Many people mis-diagnose dogs with crate aversion as having separation anxiety. That may be true in some cases, but if you're dealing with an otherwise well-balanced dog - a pit bull especially - crate fussing is generally connected with 1) a bored, under-exercised dog 2) who is more than happy to spend his unused treadmill or spring pole calories on destroying that obnoxious barrier that's getting in the way of his fun.

Huck is not what you'd call an energetic dog, but he's happy to use that big head to get what he wants...Namely, freedom. Stuffy vari-kennels were a no-go for him. A reinforced wire crate was more his style, but first we had to get him over his funk about the whole mess. Lucky for us, he's accepting the tie-down with no more fuss than this classic "Woe is me" face. He's not obsessing on a barrier in front of him so he's happier, and since he can't graffiti our house with urine, we're happy too. Tie-downs are a rescuer's best friend. They give us a valuable alternative to crates so we can build up a dog's tolerance for confinement while fine-tuning their exercise needs and basic house manners.

Dog trainer Shane Stanis wrote one of the best how-tos for tie-downs that we've seen, back when we worked together at the East Bay SPCA. It's a few years old, but the info is still good. We only have two exceptions: Some recommend against leaving dogs on tie-downs when no one's home to supervise. While that's good advice for new adopters, experienced foster homes can usually make that decision at their own discretion. We do it all the time. The trick is to use a tether that can't be chewed - we like a plastic coated cable - and make sure the dog is 100% comfortable and relaxed on this set-up before leaving the house.

To secure the tie-down, plug a heavy duty eye-hook into the hardwood molding of the room. If you're a renter and are afraid of causing damage -- don't fret. You can plug that hole up with wood paste before you leave and your landlord will be none the wiser. Give the dog the coziest bedding you can find and turn on the telly or radio. You'll also want to make sure that your dog can't reach any illegal chew items, and have that lovely stuffed kong all frozen and ready to go.

Tie-downs are also a great way to help dogs that don't know each other get acquainted. You might've read that in Yvette's blog about: Dog/Dog Intros


Good luck! And please share any favorite tips you've found for helping your dogs stay safe and confined while they acclimate to life in a house.

Monday, January 04, 2010

Vegan Bakesale: Feed the people, help the dogs and the kids
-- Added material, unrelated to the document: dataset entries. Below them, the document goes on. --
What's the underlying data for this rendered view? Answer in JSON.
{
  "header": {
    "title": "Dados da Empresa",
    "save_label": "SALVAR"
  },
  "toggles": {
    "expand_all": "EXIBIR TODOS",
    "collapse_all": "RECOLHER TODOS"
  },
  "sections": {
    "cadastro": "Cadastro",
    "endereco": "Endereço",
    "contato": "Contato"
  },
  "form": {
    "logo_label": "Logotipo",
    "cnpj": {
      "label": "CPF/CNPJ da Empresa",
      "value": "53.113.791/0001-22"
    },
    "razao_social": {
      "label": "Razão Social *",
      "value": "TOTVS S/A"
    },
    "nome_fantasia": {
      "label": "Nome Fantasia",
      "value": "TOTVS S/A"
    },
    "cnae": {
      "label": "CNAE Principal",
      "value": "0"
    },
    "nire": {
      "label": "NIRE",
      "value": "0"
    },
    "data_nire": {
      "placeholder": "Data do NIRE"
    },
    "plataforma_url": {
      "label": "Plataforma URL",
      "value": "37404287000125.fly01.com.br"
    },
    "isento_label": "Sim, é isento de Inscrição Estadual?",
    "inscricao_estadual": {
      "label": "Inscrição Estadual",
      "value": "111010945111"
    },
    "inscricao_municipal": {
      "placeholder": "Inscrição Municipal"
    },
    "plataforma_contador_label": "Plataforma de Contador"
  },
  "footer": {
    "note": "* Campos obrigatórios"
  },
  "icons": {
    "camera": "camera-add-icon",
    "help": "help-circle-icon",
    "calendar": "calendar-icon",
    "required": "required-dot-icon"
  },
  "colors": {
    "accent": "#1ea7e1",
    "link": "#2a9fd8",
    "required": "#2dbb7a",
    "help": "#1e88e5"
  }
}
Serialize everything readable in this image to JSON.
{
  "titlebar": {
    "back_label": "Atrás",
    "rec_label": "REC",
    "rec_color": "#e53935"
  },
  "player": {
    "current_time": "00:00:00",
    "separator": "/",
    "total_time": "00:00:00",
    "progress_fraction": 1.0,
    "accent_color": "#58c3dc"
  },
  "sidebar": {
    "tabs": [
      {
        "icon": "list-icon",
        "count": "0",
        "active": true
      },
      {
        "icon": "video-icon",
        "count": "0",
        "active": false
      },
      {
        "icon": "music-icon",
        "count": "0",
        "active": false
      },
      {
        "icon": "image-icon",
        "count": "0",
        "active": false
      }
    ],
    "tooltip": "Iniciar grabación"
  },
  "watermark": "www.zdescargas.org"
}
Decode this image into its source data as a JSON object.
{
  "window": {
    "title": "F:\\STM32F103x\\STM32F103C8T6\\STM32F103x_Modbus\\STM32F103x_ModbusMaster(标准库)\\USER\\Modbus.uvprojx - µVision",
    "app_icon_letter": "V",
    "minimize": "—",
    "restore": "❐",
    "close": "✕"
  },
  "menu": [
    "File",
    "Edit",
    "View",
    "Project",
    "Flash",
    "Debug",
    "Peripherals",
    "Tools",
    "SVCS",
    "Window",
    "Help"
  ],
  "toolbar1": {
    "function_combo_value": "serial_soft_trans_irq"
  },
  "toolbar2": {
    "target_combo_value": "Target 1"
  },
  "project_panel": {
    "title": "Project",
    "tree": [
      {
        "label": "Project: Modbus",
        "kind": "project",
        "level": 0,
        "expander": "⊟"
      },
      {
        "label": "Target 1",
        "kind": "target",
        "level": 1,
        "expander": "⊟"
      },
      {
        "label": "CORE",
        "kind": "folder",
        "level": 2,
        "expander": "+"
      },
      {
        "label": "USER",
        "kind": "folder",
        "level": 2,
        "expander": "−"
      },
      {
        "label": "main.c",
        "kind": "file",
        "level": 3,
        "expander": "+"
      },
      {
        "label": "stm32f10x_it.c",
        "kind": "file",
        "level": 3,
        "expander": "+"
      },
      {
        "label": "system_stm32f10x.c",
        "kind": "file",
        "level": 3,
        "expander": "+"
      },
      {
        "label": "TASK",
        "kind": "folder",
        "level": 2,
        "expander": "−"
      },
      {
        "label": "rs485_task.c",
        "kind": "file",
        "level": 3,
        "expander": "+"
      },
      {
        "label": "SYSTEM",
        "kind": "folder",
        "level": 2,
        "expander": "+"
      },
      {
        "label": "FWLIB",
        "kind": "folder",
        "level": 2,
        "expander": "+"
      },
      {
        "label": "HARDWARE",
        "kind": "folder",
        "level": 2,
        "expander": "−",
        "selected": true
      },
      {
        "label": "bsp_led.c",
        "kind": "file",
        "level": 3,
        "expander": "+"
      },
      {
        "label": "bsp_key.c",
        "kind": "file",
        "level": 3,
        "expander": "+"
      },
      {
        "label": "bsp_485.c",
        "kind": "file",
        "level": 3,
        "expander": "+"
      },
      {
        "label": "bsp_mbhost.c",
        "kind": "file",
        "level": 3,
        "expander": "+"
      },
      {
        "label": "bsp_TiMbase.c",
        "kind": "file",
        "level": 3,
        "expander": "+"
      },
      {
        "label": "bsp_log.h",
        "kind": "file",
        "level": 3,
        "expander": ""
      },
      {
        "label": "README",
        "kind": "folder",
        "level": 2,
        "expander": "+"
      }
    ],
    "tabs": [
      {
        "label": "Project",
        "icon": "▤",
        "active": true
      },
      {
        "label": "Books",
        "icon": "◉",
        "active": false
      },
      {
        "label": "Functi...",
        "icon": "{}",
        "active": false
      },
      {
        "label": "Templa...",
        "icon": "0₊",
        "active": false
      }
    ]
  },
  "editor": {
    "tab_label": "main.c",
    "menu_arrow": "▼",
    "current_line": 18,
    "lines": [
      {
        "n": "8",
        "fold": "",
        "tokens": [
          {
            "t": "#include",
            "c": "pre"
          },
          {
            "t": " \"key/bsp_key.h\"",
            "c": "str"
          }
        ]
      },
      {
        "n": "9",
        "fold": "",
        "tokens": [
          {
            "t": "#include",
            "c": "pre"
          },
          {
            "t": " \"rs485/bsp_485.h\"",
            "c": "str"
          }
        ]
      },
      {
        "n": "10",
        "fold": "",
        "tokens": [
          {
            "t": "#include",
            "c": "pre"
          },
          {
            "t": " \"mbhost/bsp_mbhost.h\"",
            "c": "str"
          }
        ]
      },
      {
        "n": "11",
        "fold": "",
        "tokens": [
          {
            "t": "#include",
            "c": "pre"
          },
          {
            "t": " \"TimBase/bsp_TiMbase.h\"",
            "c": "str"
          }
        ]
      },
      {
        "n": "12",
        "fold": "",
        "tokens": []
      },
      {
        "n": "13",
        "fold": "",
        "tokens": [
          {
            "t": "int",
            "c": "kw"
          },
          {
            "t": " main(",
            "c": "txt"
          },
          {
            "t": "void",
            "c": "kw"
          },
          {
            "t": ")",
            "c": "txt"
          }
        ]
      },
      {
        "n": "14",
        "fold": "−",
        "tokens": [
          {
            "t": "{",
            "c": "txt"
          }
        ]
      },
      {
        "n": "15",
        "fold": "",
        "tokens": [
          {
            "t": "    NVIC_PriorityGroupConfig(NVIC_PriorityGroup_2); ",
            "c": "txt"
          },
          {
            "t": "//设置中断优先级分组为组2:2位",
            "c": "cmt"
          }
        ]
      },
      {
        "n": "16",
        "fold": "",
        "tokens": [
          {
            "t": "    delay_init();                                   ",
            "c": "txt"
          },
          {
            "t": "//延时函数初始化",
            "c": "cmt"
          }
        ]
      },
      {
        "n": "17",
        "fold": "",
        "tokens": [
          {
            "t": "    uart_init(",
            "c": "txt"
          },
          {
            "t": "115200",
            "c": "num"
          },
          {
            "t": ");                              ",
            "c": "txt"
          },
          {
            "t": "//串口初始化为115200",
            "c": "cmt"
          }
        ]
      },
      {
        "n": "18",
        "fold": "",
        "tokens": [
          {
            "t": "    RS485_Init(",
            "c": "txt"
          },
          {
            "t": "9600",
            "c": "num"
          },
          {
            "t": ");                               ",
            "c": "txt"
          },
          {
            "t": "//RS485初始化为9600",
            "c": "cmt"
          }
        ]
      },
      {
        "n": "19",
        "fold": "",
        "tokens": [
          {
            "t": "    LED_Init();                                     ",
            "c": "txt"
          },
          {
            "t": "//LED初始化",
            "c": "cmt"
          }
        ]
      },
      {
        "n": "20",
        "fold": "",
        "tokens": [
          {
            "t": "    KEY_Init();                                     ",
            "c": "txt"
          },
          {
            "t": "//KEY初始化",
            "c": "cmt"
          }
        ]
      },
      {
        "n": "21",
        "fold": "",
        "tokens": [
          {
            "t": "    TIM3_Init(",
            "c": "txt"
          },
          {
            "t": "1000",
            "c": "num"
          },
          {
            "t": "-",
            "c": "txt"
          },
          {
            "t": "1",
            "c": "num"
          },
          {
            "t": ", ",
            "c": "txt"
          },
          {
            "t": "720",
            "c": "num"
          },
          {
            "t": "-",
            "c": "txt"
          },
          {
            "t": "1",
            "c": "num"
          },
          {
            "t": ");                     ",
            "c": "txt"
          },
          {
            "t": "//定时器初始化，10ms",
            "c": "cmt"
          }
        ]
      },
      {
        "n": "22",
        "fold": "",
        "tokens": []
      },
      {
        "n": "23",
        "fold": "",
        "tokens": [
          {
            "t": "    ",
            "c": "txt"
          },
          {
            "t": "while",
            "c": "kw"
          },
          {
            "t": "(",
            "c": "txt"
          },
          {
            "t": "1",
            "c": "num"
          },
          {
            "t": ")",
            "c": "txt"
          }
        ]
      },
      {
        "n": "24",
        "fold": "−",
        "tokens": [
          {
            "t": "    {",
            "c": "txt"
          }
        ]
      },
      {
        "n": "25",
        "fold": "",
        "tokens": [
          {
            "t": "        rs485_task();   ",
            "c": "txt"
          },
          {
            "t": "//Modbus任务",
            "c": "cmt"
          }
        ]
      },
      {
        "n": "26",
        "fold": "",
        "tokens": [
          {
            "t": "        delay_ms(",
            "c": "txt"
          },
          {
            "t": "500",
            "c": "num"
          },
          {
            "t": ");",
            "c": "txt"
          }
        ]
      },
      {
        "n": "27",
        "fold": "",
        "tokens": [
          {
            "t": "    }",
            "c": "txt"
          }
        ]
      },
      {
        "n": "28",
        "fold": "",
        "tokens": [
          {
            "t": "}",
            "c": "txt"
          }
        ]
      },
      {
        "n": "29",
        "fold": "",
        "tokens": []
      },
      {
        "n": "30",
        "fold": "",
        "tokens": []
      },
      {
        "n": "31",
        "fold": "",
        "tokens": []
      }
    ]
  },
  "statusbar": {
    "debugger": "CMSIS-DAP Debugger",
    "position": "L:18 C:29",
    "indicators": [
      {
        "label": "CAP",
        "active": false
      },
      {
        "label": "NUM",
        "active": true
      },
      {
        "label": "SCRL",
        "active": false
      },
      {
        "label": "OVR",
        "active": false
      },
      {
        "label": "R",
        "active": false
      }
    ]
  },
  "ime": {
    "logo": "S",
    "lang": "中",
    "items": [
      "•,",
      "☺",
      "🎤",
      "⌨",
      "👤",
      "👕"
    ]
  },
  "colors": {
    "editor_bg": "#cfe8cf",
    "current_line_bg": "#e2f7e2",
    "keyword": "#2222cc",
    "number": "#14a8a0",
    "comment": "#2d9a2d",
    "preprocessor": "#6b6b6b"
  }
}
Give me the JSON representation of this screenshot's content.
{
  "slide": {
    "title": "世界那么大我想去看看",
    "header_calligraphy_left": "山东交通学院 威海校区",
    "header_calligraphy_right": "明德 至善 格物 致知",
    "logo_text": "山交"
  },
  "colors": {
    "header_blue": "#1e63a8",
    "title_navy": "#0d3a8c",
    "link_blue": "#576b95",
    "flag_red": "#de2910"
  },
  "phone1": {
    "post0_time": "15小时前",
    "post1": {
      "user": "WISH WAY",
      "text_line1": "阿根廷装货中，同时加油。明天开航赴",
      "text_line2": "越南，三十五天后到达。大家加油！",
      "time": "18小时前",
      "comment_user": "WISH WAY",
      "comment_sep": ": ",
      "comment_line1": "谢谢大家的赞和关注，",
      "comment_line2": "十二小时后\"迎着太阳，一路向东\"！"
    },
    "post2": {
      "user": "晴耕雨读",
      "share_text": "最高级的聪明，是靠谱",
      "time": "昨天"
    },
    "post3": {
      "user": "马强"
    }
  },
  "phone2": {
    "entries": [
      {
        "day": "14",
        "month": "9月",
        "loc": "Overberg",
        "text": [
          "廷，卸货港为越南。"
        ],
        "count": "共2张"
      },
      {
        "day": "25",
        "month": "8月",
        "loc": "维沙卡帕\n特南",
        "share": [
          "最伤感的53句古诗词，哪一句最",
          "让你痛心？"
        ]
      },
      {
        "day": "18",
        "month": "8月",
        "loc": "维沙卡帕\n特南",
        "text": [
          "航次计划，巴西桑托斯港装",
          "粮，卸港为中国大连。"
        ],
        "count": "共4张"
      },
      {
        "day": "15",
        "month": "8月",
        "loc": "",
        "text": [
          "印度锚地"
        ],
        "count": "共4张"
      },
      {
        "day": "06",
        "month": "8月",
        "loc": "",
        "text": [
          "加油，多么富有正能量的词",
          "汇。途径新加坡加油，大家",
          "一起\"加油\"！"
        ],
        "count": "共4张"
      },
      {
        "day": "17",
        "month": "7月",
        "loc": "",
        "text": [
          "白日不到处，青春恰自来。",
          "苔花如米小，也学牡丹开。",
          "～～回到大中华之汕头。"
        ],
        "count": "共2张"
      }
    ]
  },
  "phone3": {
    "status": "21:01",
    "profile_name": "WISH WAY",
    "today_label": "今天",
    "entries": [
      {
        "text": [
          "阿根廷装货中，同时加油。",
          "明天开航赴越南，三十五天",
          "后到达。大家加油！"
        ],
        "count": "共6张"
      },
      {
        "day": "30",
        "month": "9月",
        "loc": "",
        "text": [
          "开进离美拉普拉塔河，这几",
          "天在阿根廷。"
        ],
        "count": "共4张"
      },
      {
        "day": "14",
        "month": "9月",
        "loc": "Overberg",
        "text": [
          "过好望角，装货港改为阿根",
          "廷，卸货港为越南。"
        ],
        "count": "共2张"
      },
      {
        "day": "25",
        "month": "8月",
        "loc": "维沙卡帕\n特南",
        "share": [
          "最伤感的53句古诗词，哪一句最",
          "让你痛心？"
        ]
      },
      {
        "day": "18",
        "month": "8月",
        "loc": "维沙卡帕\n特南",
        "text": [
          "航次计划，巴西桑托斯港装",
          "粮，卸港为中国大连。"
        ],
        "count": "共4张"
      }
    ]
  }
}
Yesterday, during lunch with friends and a foster dog, a woman we've never met jumped out of her van with a big warm blanket for my foster dog, who must've been looking chilly under my chair. California winters may be tropical by midwest standards, but they're still winter! She swaddled him up until he was swallowed in swirl of fuzzy red Elmos, patted his big fat head, smiled big and then said, "When you leave, you can put it back in my van. It'll be unlocked." And it was, and we did. Our hearts melted. What a beautiful, perfectly random act of kindness!

Next weekend, a not so random act of the same kind is being organized by a group of bakers who want to help our dogs as well as local school kids who are learning about urban farming. They'll be baking all week long in prep for a vegan bake sale that will take place in front of the most wonderful Issues Magazines store in Oakland, just round the corner from Peets on Piedmont Ave. How cool! I can't wait. Proceeds go to BR as well as the School Garden Program of Laurel Elementary School. Come on down this Saturday Jan 9 from 11-4, grab some sweets, meet some BR dogs and say hello to some of the nicest bakers around. And while you wait for Saturday to get here, see how many random acts of kindness you can extend to the chilly creatures that you meet this first week of the new year. It could become a trend!

Thank you East Bay Vegan bakers for your big hearts and your labor of love!